■ **THE PROBLEM**: The listing below should be written out again word for word, please.
━━━ MATERIAL TO PROCESS ━━━
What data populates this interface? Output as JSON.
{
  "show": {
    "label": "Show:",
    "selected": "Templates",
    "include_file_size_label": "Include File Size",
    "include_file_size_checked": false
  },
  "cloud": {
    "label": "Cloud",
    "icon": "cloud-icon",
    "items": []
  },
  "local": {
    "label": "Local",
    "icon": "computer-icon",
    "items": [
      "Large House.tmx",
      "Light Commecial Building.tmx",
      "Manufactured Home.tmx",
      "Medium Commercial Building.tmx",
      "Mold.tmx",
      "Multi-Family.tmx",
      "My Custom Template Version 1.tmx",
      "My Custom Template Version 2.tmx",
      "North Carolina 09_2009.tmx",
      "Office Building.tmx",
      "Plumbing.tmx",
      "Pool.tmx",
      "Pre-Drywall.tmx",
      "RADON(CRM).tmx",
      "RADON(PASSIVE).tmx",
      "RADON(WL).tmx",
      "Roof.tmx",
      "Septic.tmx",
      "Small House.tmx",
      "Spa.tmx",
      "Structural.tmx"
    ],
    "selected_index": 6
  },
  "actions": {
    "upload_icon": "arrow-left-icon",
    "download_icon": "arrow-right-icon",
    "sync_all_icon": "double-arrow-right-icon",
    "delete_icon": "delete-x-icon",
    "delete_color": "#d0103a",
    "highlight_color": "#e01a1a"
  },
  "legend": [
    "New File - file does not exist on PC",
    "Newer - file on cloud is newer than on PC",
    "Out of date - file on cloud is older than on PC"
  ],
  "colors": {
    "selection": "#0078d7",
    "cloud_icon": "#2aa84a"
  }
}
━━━
■ **RESULT**:
What data populates this interface? Output as JSON.
{
  "show": {
    "label": "Show:",
    "selected": "Templates",
    "include_file_size_label": "Include File Size",
    "include_file_size_checked": false
  },
  "cloud": {
    "label": "Cloud",
    "icon": "cloud-icon",
    "items": []
  },
  "local": {
    "label": "Local",
    "icon": "computer-icon",
    "items": [
      "Large House.tmx",
      "Light Commecial Building.tmx",
      "Manufactured Home.tmx",
      "Medium Commercial Building.tmx",
      "Mold.tmx",
      "Multi-Family.tmx",
      "My Custom Template Version 1.tmx",
      "My Custom Template Version 2.tmx",
      "North Carolina 09_2009.tmx",
      "Office Building.tmx",
      "Plumbing.tmx",
      "Pool.tmx",
      "Pre-Drywall.tmx",
      "RADON(CRM).tmx",
      "RADON(PASSIVE).tmx",
      "RADON(WL).tmx",
      "Roof.tmx",
      "Septic.tmx",
      "Small House.tmx",
      "Spa.tmx",
      "Structural.tmx"
    ],
    "selected_index": 6
  },
  "actions": {
    "upload_icon": "arrow-left-icon",
    "download_icon": "arrow-right-icon",
    "sync_all_icon": "double-arrow-right-icon",
    "delete_icon": "delete-x-icon",
    "delete_color": "#d0103a",
    "highlight_color": "#e01a1a"
  },
  "legend": [
    "New File - file does not exist on PC",
    "Newer - file on cloud is newer than on PC",
    "Out of date - file on cloud is older than on PC"
  ],
  "colors": {
    "selection": "#0078d7",
    "cloud_icon": "#2aa84a"
  }
}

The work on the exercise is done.